DPIís salvinia bio-control facilities at Grafton in big demand
Please note - This news release has now been archived and may contain outdated information.
The invasive waterweed salvinia is coming under increasing attack from small weevils from the salvinia biological control rearing facility at the NSW Department of Primary Industries (DPI) Grafton Research Station.
"Forty-litre tubs of salvinia infested with thousands of weevils have been sent across the State to attack outbreaks of the waterweed on rivers and dams," said DPIís regional weeds coordinator Rod Ensbey.
"So far this year 165 tubs from Grafton have been introduced to 32 sites infected with salvinia from Wollongong to the Queensland border," he said.
"The NSW DPI Weeds Unit at Grafton has worked with 18 local control authorities who are actively using the salvinia bio-control service to successfully control salvinia outbreaks."
Mr Ensbey said the biological control agent, Cyrtobagous salviniae, commonly known as the salvinia weevil, is native to South America and feeds exclusively on the aquatic weed salvinia.
"With suitable climatic conditions the weevil can reduce entire mats of salvinia to a few scattered plants in 1-2 years," he said.
"In suitable climates the weevil provides a more cost effective and long term solution to herbicide and physical removal.
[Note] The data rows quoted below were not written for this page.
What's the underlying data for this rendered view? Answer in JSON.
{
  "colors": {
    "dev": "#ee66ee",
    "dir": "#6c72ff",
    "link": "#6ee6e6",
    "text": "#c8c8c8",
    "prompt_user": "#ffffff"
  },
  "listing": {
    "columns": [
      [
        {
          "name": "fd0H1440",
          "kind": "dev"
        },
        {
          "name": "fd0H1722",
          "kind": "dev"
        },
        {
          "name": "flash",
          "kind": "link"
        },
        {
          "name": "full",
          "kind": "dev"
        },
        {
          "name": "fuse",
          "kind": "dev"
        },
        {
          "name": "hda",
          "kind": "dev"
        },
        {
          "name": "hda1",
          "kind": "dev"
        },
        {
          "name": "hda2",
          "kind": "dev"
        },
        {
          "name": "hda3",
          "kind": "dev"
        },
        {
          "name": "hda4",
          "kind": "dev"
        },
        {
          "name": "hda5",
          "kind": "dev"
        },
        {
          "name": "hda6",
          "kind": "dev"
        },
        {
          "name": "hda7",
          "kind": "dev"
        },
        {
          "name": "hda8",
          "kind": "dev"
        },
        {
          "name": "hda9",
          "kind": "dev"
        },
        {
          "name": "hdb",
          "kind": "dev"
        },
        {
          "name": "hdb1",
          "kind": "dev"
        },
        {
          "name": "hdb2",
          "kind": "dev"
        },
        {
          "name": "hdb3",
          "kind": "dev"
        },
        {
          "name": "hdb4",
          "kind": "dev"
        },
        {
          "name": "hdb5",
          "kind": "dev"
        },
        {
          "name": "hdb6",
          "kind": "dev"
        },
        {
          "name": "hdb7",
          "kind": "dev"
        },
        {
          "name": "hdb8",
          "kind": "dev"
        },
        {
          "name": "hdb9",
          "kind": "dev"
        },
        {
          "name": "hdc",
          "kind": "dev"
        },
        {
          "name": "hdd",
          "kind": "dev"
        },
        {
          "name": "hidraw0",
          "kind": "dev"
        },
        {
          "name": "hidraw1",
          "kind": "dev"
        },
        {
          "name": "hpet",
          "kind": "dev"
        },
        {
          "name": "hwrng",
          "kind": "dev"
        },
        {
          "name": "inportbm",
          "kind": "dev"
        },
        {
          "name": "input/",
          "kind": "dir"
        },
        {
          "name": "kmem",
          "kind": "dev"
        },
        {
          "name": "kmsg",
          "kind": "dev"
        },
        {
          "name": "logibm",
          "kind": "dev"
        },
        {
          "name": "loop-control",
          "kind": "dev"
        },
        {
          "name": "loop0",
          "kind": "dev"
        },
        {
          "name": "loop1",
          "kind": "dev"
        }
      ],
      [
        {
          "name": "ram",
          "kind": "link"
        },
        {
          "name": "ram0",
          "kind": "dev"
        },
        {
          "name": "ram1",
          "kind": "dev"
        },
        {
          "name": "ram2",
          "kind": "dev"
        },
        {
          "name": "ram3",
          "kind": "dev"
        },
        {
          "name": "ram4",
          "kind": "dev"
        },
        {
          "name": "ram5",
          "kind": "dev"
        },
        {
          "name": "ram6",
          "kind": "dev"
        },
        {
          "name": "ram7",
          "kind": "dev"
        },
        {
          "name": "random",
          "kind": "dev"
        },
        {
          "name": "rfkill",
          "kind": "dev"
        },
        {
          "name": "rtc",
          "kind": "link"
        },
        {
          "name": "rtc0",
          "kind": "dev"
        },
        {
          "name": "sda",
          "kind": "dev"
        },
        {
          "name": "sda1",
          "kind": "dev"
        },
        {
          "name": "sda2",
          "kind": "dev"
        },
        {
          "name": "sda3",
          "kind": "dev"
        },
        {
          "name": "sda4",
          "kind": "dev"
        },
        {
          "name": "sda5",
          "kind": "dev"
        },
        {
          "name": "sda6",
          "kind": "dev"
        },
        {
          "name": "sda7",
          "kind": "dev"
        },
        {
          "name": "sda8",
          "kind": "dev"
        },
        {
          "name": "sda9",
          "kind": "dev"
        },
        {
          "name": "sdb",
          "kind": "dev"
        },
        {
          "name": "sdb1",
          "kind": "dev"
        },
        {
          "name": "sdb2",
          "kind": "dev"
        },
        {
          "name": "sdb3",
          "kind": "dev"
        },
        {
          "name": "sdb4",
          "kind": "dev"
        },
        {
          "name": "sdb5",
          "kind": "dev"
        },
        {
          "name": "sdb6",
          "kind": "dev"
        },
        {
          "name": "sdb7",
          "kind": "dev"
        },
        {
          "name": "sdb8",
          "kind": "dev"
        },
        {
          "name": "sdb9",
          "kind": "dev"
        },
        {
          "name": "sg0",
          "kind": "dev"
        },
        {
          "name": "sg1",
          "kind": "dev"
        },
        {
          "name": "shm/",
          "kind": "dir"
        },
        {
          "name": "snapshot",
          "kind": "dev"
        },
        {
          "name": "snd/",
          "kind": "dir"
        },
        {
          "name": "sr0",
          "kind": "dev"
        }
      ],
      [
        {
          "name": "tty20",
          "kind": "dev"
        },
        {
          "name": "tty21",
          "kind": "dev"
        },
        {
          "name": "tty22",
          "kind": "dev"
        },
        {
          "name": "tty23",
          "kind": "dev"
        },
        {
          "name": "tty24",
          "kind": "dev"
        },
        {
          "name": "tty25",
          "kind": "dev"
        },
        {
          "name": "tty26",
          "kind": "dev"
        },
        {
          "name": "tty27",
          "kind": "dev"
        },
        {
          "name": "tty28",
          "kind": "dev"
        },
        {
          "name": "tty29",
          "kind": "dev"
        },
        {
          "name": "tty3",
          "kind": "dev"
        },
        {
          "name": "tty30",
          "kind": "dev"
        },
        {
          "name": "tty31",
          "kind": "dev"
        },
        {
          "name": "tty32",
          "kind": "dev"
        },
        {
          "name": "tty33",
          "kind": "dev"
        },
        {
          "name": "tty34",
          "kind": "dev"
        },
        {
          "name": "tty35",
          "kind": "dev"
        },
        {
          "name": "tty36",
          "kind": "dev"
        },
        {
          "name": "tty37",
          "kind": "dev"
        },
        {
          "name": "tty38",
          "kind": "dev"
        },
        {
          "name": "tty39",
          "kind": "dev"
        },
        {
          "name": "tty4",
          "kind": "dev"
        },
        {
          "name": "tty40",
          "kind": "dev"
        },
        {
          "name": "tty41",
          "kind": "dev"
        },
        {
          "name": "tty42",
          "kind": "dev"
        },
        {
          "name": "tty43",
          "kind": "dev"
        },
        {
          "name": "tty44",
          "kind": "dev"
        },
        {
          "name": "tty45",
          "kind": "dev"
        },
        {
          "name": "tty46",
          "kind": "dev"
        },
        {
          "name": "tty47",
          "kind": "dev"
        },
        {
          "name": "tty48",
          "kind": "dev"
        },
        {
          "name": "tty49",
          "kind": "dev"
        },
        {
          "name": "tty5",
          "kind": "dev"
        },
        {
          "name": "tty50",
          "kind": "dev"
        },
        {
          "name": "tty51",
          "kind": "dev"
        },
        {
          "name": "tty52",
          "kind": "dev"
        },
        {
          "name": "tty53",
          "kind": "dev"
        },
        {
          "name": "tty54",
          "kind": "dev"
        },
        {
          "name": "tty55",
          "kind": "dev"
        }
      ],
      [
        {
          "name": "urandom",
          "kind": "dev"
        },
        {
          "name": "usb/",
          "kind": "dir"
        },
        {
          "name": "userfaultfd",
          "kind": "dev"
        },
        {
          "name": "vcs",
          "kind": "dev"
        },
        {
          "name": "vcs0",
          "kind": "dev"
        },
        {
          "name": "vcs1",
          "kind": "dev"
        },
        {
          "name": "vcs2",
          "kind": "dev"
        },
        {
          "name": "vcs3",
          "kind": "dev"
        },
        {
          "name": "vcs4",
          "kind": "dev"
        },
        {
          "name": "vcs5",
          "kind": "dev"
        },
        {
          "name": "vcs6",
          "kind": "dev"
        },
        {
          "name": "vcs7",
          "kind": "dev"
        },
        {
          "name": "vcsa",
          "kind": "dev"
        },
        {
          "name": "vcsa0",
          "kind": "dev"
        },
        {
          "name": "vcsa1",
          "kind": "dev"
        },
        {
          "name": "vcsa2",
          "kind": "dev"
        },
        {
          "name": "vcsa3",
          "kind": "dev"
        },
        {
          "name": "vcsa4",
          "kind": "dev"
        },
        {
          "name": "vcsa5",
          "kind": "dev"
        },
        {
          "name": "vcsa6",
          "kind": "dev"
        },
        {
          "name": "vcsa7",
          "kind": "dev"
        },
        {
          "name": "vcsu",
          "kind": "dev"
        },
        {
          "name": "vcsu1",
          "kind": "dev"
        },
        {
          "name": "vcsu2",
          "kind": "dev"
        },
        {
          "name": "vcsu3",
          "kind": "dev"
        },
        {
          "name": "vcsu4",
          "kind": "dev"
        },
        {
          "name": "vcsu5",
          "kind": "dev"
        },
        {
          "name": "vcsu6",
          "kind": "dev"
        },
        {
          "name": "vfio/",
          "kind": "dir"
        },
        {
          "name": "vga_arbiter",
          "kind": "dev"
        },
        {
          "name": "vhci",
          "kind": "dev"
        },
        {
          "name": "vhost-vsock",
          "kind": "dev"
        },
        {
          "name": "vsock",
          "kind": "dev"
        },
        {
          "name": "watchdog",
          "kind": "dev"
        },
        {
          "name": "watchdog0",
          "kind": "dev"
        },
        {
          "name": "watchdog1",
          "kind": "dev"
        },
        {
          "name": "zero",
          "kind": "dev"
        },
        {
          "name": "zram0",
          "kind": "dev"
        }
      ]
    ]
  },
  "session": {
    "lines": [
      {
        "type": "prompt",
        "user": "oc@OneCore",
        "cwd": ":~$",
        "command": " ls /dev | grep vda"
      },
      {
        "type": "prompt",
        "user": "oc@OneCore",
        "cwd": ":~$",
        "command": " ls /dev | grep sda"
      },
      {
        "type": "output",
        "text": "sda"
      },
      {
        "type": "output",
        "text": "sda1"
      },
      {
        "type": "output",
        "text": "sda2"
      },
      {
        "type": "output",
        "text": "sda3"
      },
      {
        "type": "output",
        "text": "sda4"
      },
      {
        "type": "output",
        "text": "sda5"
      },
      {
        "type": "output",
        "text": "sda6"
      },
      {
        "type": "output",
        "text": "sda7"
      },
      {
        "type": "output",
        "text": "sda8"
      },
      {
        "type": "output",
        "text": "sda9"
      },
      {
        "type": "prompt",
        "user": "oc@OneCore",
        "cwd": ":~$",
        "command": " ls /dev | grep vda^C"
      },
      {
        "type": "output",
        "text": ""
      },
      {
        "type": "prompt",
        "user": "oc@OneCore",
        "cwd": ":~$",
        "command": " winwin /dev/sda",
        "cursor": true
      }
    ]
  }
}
However, in some conditions it can take years for weevil populations to build up to a level where they can provide control; people should not expect to see immediate results."
Mr Ensbey said the expanded facility at DPIís Grafton Research Station was constructed as part of a Natural Heritage Trust project to improve the distribution of the salvinia weevil in NSW.
"Six above-ground swimming pools are now used to breed the weevils," he said.
"Each pool is filled with weevil-infested salvinia and staff have the busy task of ensuring that enough fresh salvinia is supplied to keep the populations growing.
"Weevil-infested salvinia is then taken from the pools and released into salvinia infestations."
Mr Ensbey said salvinia is a floating aquatic weed that originates from South America. It was introduced for ornamental purposes but has since spread to much of Eastern Australiaís streams.
"It is a Weed of National Significance and has devastating impacts on waterways where it can form dense floating mats that cover the entire water surface," he said.
"Such mats can cause losses of fish and bird life, clog irrigation equipment, increase evaporation and can damage infrastructure during flood events."
According to Mr Ensbey the weevil is most successful in the warmer NSW north coast region.
"In climates south of Taree its effectiveness is reduced but with careful release strategies it can provide an effective control option as far south as Sydney," he said
Landholders who have salvinia infestations are advised to contact their local government weeds officer for further advice.
Media contact: Phil Bevan, NSW DPI, Wollongbar 6626 1350 or 0429 458 053